Nobody wants to spend time sitting in traffic. It's frustrating. It wastes time, money and natural resources. It pollutes the air and water. It's bad for individuals, families and communities.
Experts in transport planning have been grappling with this issue for decades. The cause of traffic congestion is easy enough to understand if you think about the trips you take in a car on a regular basis. You may drive to work or school, drive to shops, services and even parks. Every trip equals another car on the road, and some types of trips cluster around specific times of day... the dreaded rush hours, or in Erie's case, the school pick ups!

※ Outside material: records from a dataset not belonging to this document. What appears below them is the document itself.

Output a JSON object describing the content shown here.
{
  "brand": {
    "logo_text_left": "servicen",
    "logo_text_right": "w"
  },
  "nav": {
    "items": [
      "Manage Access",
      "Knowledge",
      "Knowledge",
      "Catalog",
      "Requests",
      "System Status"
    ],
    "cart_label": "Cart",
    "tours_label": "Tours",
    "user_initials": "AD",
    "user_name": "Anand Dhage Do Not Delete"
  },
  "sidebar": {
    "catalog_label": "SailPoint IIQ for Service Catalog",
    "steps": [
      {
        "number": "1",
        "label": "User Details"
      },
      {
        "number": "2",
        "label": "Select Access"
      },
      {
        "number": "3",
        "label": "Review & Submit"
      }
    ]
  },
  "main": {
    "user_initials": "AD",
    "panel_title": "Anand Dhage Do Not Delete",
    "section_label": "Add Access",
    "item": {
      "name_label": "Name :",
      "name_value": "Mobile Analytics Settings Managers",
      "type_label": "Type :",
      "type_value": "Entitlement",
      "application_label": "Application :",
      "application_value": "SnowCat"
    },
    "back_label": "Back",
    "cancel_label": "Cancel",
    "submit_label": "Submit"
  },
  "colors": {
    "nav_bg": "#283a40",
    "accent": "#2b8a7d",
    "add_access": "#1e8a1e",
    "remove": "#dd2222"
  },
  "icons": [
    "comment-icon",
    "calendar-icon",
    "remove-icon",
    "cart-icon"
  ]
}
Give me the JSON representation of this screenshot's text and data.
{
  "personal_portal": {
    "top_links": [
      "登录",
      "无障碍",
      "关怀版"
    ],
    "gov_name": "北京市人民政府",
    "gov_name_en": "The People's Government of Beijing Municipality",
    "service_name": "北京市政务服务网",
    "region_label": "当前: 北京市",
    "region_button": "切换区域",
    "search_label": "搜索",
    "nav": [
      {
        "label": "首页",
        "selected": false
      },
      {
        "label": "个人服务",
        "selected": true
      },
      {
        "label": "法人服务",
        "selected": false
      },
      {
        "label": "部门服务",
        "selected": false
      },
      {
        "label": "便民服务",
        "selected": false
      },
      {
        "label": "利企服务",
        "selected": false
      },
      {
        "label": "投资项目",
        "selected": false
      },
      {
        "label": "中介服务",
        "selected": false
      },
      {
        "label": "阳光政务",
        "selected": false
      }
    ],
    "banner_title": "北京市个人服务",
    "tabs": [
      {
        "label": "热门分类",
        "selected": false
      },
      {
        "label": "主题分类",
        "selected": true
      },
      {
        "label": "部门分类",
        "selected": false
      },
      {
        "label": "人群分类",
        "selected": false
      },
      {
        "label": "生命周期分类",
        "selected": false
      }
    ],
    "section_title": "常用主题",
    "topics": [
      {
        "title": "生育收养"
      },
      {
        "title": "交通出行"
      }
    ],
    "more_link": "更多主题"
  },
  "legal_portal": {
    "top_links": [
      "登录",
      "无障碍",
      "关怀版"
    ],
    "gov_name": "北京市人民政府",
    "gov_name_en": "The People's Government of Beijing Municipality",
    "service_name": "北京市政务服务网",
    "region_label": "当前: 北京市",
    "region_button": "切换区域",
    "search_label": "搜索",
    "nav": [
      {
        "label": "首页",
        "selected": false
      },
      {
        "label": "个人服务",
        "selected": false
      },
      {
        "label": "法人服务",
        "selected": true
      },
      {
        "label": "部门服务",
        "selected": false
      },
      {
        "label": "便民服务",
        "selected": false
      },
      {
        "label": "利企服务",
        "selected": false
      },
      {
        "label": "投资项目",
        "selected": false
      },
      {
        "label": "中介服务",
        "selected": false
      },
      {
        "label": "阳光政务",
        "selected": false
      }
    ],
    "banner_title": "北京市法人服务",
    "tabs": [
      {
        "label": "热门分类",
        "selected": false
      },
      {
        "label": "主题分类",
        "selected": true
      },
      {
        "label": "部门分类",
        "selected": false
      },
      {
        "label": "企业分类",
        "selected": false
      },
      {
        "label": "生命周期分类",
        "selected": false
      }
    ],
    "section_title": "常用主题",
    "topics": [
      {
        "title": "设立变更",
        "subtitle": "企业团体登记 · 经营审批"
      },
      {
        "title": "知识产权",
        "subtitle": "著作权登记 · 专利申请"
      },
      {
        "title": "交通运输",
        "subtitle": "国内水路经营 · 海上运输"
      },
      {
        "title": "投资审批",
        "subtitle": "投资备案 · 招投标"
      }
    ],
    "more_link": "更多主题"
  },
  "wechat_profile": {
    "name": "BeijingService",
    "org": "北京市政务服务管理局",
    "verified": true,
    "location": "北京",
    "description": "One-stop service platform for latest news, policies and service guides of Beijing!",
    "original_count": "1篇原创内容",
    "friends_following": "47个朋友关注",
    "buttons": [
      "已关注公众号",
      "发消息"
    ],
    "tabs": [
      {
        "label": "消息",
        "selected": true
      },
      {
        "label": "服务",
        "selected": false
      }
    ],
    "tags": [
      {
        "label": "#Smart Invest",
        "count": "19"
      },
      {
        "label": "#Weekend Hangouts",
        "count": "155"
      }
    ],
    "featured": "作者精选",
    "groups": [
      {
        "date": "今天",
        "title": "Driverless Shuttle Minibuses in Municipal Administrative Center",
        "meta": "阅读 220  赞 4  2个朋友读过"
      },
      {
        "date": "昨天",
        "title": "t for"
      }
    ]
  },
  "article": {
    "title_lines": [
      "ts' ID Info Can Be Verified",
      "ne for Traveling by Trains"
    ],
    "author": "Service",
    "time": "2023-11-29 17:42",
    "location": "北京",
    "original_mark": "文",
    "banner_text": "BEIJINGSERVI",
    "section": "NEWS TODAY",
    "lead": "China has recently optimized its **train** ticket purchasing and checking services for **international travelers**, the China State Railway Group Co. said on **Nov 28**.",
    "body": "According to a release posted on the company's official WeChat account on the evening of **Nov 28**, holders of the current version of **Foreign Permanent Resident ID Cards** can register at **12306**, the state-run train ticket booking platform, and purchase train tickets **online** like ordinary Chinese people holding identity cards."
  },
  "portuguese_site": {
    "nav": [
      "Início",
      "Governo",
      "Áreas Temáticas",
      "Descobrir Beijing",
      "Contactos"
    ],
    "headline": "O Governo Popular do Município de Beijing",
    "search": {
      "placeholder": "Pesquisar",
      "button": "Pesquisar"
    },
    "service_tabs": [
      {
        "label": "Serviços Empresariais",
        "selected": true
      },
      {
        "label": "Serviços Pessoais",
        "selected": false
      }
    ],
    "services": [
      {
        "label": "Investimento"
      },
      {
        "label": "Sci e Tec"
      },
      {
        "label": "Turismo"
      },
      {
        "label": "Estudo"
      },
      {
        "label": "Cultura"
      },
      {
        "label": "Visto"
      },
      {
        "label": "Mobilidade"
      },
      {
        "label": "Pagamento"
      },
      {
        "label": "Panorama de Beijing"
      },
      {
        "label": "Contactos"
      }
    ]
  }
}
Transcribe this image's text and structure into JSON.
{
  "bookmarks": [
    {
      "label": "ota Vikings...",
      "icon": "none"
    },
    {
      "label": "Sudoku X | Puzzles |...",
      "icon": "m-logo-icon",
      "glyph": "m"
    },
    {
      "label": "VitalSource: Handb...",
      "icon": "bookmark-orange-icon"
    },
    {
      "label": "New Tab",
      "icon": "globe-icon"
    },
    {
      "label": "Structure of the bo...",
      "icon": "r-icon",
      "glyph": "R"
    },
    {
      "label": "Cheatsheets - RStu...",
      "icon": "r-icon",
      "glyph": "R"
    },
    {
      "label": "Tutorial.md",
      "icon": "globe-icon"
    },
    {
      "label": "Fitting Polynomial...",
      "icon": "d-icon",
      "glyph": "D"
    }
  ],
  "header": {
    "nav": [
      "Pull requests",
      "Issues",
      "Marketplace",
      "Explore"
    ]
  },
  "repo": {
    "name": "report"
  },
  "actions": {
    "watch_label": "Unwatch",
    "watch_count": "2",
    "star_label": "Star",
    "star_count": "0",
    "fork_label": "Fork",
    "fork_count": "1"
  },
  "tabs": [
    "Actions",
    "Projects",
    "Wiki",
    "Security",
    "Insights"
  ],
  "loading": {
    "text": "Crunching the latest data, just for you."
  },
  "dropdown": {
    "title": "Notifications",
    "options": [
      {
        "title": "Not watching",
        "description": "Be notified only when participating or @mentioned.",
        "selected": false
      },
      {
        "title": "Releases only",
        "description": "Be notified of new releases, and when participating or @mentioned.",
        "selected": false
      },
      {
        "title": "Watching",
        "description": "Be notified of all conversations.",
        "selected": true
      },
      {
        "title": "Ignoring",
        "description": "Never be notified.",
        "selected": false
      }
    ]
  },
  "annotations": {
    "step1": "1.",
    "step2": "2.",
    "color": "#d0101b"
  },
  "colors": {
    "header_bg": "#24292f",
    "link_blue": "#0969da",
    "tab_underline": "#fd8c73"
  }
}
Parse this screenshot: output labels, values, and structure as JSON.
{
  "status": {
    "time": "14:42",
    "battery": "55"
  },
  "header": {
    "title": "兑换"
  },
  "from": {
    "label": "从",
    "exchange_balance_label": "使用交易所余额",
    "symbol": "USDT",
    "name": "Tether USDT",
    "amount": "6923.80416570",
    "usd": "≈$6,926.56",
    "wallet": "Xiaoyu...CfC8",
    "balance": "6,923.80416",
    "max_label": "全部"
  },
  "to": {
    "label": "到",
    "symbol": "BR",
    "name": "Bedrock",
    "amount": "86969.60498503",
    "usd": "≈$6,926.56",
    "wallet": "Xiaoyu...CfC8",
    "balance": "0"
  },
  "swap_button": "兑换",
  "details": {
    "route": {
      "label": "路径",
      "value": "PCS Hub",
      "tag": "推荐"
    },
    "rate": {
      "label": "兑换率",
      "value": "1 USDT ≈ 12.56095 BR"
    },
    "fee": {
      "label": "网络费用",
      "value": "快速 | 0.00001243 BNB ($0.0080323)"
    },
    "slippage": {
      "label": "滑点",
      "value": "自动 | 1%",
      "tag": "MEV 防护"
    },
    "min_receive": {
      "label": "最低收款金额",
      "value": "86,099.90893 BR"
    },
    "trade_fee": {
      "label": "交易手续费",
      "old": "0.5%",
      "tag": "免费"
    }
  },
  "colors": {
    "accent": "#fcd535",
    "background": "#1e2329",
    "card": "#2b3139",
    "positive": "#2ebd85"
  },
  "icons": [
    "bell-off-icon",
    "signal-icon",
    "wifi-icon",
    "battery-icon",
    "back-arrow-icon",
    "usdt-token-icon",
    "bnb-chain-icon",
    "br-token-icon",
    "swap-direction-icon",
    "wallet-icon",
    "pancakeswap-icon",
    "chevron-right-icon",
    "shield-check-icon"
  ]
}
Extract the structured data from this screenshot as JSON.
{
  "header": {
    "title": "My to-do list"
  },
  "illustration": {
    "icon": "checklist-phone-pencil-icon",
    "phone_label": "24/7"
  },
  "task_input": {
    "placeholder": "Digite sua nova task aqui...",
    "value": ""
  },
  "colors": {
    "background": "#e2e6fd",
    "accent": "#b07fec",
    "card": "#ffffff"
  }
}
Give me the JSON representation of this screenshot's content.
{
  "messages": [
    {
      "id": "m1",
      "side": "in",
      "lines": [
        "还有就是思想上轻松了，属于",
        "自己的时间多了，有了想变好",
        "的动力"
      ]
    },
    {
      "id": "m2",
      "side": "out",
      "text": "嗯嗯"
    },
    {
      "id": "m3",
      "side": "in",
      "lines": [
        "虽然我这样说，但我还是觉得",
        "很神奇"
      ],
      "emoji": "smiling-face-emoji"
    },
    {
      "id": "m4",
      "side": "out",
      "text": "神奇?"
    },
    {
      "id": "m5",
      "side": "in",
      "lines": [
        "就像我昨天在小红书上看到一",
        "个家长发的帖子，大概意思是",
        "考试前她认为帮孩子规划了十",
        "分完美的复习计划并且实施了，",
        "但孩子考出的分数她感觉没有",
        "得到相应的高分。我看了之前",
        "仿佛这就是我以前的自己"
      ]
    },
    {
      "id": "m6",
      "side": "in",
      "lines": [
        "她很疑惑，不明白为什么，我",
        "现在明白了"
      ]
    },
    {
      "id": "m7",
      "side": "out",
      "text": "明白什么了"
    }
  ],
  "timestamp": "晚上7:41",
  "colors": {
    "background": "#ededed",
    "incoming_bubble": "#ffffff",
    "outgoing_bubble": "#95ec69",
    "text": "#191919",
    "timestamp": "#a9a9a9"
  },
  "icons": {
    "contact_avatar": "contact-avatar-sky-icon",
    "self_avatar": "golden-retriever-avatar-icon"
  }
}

Last year, traffic problems were exacerbated in Erie due to poor leadership that resulted in overlapping road closures for construction and road maintenance. The closures more or less resolved themselves over time as projects completed. While I make no apology for the incompetence that caused the road-rage of 2021, the bigger concern is the increased number of cars that add to Erie's traffic congestion every time a new sprawling residential development is filled with hundreds or thousands of trip-taking residents. Can Erie really handle more people and cars?
There are a couple schools of thought when it comes to resolving traffic congestion, but they all rely on the same basic premise: if you can reduce the distance between people's homes and the places they go, they will make fewer trips by car. For some people, that will mean moving closer to their work or school and riding a bike (like my biker-chick daughter). You may be thinking "Great! That's one less car on the road for those of us who aren't able to easily move closer to work". Some policy-makers would try to "encourage" people to move closer to work. They increase the cost of fuel or tax mileage until the commutes get so painful that people can't afford NOT to move.
But that doesn't solve the problem in Erie. As people move closer to their work - most likely outside of Erie, the houses they vacate are filled by new families that are just as likely to be making those trips each day, and adding to the traffic.
This is where smart growth comes into play. Erie needs to balance residential development with its own commercial center that attracts primary employers - the big ones like Google or a community college. If Erie can attract those types of employers, then the people who move to Erie as part of the town's long-range build-out plans won't be making trips to Boulder, Longmont, Fort Collins and Denver. They will ride their bikes or walk to work, leaving the roads available for those who must endure the longer commute. No punishment necessary.
Erie's elected officials have suggested that they support smart growth. I'm sure that they know what smart growth is because they smiled and voted in favor of the Town Center plan that the Duany consulting firm drew up... but they may not understand what it means to support it. That's an issue for another post.